The 24th Book Festival of the Marcus Jewish Community Center opens and closes with a prominent network news anchor and includes more than 40 authors over 2½ weeks.
Tickets are on sale now through www.atlantajcc.org/bookfestival and 678-812-4005.
The festival runs from Nov. 5, when longtime NBC newsman David Gregory talks about his memoir of faith, “An Unlikely Spiritual Journey,” until Nov. 22, when ABC “Nightline” veteran Ted Koppel discusses his investigative work “Lights Out: A Cyberattack, a Nation Unprepared, Surviving the Aftermath.”
Like most of the festival, both of those events are at the Marcus JCC, 5342 Tilly Mill Road, Dunwoody. Each is $18 for Marcus JCC members and $24 for nonmembers.
The most expensive tickets for the festival — $26 for members, $31 for nonmembers — are Saturday night appearance by Judy Blume on Nov. 7 and Mitch Album on Nov. 14, but tickets to those events include first-edition copies of their new novels.
Some of the festival events are free, including:
- A conversation at The Temple on Nov. 9 between Ambassador Dennis Ross and Emory professor Ken Stein about Ross’ new book on the Middle East, “Doomed to Succeed.”
- A Kristallnacht commemoration speech by Dr. Ruth Westheimer at the Besser Holocaust Memorial Garden on Nov. 10.
- A program Nov. 19 with two authors of history books, Harry Lembeck of “Taking on Theodore Roosevelt” and Robert Weintraub of “No Better Friend.”
- Appearances by local authors Mike Wien (“The Specific Edge”) on Nov. 8, Chana Shapiro and Meta Miller (“Fruitfly Rabbi”) on Nov. 12, and Josh Levs (“All In”) on Nov. 22.

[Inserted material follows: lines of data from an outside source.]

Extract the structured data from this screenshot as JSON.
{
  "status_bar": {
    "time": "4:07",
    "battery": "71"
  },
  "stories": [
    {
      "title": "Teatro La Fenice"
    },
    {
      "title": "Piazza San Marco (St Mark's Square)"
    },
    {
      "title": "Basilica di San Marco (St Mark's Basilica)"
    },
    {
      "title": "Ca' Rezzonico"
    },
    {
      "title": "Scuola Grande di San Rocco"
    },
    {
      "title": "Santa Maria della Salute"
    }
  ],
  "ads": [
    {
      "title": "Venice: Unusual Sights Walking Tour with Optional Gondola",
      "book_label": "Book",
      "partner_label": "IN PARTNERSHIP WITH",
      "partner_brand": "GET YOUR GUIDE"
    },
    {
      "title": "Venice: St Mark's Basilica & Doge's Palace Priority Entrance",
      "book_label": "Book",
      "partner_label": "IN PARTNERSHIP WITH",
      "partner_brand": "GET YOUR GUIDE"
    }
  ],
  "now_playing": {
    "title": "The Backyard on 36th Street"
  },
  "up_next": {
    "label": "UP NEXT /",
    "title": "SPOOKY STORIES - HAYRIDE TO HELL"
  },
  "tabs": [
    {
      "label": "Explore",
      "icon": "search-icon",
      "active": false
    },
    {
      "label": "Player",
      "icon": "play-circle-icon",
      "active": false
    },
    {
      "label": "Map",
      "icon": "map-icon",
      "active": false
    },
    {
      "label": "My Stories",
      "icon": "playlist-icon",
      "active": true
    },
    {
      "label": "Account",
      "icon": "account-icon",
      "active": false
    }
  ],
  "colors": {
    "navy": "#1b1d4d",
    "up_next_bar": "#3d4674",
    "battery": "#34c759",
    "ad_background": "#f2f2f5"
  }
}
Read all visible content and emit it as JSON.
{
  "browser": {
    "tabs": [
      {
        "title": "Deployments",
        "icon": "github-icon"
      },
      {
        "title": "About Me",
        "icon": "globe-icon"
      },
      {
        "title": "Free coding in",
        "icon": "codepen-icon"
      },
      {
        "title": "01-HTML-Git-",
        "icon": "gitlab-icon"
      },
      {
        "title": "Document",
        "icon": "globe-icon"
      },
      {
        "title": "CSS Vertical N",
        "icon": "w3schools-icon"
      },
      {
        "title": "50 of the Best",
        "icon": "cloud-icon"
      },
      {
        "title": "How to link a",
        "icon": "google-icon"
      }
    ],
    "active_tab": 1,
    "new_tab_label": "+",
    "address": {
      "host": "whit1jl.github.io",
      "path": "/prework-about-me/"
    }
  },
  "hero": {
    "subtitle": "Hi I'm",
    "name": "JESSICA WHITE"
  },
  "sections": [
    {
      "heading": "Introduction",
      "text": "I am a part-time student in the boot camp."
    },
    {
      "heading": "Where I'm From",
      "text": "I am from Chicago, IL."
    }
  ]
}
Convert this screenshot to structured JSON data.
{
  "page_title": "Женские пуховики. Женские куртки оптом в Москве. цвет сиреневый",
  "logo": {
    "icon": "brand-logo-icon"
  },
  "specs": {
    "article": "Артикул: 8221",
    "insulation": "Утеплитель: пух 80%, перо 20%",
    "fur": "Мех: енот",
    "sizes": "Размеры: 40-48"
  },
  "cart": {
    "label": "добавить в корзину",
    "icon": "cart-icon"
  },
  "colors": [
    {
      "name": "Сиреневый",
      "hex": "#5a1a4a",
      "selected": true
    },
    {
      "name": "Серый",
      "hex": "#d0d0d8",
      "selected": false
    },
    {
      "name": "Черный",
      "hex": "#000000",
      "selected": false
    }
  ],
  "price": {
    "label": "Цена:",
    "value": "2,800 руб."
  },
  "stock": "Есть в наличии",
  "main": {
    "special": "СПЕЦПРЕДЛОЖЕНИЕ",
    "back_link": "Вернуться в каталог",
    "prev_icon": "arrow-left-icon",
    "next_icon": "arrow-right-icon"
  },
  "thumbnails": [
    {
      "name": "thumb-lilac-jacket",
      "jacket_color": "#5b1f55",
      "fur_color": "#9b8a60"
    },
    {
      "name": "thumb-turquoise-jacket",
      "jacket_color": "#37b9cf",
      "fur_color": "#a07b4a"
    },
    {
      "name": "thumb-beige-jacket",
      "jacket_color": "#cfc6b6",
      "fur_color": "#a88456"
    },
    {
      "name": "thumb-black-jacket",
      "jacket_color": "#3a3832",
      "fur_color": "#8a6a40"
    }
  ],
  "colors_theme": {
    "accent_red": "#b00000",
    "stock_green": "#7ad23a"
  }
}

Other headliners at the festival include Arlene Alda with her husband, actor Alan Alda, a former festival headliner himself, talking about her “Just Kids From the Bronx” on Nov. 15; Harvard law professor Alan Dershowitz on Nov. 21 (your $24 or $29 ticket includes his latest book on Abraham); and Faye and Jonathan Kellerman and their son, Jesse, presenting Faye’s “The Theory of Death” and Jonathan and Jesse’s “The Golem of Paris” on Nov. 12.
The Esther G. Levine community read this year is Westheimer’s “The Doctor Is In: Dr. Ruth on Love, Life, and Joie de Vivre.”
The prologue to the festival could be the most interesting night of all: Knesset member and historian Michael Oren speaks at Atlanta Jewish Academy on Oct. 7 about “Ally,” his headline-making memoir about his time as Israel’s ambassador to the United States from 2009 to 2013. Tickets to Oren’s talk are $18 for JCC members and $24 for nonmembers.
The festival for the second year is supporting the Atlanta Jewish Coalition for Literacy with the book donation program Project GIVE. Starting Oct. 1, bins will be available at the JCC’s front desk to accept donations of new or gently used secular books for use in tutoring kindergartners through third-graders in public schools. The children get to keep the books.
Last year Project GIVE collected more than 2,000 books.